(Data for processing begins)
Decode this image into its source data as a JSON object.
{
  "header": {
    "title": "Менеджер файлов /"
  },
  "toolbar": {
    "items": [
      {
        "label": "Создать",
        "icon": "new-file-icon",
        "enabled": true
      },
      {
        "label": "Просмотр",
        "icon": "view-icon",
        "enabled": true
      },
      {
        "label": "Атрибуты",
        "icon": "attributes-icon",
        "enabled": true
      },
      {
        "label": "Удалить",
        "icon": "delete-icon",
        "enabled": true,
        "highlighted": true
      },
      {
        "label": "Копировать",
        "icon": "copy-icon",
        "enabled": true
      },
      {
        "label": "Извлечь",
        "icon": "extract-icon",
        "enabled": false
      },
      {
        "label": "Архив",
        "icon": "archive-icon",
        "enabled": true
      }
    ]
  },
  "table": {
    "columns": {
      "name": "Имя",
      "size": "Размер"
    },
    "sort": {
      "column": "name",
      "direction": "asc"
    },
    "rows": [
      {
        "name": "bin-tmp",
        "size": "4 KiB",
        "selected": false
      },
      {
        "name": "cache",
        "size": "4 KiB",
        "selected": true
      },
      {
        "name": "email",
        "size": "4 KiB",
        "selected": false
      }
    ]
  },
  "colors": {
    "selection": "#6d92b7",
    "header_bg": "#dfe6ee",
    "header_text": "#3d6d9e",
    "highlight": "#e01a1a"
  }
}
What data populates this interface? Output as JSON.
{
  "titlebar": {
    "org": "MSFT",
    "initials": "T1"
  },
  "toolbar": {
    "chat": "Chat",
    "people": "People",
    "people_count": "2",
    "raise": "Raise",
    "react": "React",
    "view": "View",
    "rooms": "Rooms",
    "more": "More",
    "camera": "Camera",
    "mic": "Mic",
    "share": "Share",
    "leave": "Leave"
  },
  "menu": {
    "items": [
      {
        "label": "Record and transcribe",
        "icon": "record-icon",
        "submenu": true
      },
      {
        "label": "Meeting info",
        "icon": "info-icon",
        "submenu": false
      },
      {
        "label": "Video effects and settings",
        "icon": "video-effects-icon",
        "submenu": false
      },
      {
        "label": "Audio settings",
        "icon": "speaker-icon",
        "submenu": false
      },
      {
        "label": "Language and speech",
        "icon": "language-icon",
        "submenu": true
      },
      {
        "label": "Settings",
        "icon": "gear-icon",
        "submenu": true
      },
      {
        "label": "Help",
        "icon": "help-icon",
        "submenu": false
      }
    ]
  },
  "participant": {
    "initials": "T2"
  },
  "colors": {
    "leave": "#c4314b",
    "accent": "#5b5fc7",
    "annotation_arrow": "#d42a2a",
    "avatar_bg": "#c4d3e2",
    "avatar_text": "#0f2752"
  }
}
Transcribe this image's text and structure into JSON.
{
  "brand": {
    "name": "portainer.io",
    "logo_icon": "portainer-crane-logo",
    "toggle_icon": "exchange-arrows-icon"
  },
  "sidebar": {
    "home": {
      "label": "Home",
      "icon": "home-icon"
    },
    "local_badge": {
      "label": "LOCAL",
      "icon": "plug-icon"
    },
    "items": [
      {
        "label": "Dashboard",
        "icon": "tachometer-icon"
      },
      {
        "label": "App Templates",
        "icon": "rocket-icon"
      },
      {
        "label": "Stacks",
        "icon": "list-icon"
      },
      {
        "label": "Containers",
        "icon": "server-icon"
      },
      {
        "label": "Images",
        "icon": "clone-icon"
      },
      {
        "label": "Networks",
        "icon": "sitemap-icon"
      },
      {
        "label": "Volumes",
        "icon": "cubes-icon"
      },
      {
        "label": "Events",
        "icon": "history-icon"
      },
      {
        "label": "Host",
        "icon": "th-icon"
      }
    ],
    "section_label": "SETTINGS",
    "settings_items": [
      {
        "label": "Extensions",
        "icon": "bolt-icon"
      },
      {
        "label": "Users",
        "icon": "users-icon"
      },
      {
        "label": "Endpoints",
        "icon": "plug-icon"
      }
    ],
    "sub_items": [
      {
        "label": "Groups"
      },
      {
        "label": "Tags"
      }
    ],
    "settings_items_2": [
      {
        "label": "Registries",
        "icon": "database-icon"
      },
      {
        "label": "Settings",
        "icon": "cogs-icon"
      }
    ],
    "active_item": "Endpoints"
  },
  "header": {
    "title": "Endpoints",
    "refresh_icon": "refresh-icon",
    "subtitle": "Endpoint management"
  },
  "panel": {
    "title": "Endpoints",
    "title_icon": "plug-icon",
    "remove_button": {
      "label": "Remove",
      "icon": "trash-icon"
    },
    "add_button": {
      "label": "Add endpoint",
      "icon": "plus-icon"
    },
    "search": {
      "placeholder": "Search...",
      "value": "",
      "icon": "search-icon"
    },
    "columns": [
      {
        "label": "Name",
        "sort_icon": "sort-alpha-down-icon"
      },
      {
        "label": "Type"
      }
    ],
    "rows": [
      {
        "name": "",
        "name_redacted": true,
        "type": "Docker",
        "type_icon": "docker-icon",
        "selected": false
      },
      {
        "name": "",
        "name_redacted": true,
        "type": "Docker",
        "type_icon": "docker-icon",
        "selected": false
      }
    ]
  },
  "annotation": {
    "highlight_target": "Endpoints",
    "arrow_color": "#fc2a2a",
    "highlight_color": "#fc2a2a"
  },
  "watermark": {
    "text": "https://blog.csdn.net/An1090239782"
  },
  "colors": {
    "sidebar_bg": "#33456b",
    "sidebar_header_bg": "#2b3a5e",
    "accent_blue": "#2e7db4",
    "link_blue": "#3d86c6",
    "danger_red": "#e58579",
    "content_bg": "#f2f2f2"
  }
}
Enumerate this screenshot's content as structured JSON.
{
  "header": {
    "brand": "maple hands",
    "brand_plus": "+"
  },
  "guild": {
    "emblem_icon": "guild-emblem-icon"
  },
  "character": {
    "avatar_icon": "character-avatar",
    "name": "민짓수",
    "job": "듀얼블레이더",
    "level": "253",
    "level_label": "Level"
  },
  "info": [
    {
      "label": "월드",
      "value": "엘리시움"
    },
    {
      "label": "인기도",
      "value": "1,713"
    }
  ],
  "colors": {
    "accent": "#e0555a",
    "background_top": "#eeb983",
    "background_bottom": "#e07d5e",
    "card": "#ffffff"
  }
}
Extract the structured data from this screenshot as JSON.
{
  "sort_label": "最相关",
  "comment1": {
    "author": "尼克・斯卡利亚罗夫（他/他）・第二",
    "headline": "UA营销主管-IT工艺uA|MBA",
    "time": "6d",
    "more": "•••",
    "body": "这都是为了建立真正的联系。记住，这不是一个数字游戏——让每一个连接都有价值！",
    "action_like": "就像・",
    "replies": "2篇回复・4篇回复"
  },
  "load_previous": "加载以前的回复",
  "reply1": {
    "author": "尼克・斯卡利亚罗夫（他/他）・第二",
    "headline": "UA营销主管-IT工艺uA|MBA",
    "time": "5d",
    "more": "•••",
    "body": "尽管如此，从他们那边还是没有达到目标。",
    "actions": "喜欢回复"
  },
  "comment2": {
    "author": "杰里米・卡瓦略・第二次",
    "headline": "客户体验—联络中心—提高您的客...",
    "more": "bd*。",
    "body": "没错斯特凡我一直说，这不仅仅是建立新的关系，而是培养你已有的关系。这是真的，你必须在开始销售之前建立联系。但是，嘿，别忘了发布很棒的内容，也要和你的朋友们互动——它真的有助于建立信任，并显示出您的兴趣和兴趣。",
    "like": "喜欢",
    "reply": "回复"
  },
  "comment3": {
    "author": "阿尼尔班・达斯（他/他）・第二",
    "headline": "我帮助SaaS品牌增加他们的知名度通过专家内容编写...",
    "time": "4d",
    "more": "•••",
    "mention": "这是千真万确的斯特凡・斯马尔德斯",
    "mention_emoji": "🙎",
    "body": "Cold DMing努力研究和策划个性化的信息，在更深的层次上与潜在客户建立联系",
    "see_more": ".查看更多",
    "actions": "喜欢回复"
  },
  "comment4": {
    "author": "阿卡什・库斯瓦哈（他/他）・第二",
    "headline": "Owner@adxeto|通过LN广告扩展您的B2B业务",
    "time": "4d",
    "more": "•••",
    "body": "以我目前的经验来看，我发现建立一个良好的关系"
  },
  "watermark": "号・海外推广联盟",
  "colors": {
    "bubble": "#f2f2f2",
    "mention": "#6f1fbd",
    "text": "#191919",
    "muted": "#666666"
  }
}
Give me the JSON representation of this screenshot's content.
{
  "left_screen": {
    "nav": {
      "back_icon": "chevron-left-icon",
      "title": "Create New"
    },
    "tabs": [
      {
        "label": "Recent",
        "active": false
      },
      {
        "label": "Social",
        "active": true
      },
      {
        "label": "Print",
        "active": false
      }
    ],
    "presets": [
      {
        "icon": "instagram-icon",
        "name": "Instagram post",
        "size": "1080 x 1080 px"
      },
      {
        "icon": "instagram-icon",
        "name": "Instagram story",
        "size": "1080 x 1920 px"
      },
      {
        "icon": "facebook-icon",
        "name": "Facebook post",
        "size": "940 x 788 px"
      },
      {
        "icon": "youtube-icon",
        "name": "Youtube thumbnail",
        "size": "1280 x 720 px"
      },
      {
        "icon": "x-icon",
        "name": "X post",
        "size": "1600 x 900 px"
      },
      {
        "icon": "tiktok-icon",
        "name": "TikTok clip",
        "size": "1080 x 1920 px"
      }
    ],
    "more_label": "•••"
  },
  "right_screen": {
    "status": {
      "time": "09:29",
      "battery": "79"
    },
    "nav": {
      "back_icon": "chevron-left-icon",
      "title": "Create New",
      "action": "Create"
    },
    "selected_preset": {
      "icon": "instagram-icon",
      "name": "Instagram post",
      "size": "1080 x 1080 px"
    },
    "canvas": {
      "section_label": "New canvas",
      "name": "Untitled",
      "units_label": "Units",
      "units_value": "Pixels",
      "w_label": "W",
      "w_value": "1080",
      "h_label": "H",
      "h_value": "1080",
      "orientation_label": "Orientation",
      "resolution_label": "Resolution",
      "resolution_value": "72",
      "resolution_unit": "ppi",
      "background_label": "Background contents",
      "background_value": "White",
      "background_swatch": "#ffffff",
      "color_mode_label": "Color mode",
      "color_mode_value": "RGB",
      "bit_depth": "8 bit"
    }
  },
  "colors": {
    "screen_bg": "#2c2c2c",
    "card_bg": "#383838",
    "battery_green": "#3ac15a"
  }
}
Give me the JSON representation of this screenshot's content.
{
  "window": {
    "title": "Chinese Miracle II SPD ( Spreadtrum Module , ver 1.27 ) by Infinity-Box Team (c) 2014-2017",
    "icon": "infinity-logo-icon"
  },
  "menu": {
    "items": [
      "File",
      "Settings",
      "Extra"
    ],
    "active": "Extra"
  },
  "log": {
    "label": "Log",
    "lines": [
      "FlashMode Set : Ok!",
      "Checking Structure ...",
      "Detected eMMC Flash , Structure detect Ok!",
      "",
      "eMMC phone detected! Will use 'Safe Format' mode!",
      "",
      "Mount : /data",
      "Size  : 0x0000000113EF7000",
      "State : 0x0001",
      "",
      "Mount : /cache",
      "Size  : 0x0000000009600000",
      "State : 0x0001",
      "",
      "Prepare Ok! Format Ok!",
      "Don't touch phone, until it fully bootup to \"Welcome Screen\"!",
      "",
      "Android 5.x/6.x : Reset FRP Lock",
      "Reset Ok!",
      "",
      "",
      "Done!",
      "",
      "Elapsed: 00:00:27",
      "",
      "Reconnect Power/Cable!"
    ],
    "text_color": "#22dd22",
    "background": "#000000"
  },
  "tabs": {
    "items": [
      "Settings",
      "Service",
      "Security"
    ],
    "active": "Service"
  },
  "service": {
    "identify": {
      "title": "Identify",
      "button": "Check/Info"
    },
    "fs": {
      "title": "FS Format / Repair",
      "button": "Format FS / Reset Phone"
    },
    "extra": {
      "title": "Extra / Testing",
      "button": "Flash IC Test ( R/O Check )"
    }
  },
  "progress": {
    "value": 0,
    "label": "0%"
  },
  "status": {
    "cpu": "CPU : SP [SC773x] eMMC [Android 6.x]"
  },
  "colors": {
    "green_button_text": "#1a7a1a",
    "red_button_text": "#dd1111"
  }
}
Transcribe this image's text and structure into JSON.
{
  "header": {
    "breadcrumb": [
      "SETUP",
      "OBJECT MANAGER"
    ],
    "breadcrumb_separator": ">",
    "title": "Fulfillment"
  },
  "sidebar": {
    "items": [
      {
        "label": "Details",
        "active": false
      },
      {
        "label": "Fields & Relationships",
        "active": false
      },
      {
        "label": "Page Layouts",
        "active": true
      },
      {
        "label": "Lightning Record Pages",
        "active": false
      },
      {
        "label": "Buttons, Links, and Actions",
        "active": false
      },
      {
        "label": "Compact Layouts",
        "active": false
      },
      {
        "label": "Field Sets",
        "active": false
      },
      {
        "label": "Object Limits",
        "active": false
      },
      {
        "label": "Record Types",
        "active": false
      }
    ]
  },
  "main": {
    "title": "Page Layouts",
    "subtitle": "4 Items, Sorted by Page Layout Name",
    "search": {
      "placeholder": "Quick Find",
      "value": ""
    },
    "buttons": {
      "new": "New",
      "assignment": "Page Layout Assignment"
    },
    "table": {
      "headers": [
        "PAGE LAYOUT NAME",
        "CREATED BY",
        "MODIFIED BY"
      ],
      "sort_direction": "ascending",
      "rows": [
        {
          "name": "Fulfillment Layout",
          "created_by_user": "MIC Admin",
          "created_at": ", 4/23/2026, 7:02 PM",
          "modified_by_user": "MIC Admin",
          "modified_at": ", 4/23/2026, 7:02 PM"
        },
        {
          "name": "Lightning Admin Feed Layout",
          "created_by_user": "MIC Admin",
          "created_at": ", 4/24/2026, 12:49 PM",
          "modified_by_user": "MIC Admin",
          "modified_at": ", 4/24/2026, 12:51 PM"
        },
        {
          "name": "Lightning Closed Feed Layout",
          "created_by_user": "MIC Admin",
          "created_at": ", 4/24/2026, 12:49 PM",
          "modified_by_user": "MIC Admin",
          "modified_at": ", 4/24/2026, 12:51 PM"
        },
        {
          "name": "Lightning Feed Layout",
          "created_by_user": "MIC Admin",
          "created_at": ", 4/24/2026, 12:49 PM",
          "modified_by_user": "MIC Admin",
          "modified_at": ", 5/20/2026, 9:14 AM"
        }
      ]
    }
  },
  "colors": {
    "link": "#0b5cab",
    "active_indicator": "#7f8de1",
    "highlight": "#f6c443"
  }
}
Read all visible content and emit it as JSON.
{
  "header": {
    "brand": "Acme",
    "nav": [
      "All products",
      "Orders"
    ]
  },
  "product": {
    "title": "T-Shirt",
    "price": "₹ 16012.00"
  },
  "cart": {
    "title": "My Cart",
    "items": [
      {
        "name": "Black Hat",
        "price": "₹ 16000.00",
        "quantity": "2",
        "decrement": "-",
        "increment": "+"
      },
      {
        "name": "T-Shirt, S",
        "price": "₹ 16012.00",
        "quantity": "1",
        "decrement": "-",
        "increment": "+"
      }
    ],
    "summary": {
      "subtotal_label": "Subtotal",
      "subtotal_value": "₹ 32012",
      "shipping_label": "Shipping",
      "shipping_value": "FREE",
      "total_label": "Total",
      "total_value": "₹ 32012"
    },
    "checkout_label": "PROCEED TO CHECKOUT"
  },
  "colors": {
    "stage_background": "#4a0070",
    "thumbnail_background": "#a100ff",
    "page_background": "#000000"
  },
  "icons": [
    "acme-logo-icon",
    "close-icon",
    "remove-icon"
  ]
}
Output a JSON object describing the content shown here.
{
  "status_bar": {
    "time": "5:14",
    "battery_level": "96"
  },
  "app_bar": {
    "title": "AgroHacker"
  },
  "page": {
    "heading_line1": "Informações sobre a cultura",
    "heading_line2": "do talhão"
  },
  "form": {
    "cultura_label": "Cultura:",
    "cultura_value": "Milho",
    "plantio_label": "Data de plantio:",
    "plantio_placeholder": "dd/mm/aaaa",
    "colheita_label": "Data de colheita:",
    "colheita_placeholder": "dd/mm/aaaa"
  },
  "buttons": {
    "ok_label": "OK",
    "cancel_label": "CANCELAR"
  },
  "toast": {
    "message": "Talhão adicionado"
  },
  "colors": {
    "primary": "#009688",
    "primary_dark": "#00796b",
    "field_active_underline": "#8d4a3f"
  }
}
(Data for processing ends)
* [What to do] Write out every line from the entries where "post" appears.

* [Worked solution]
        "name": "Instagram post",
        "name": "Facebook post",
        "name": "X post",
      "name": "Instagram post",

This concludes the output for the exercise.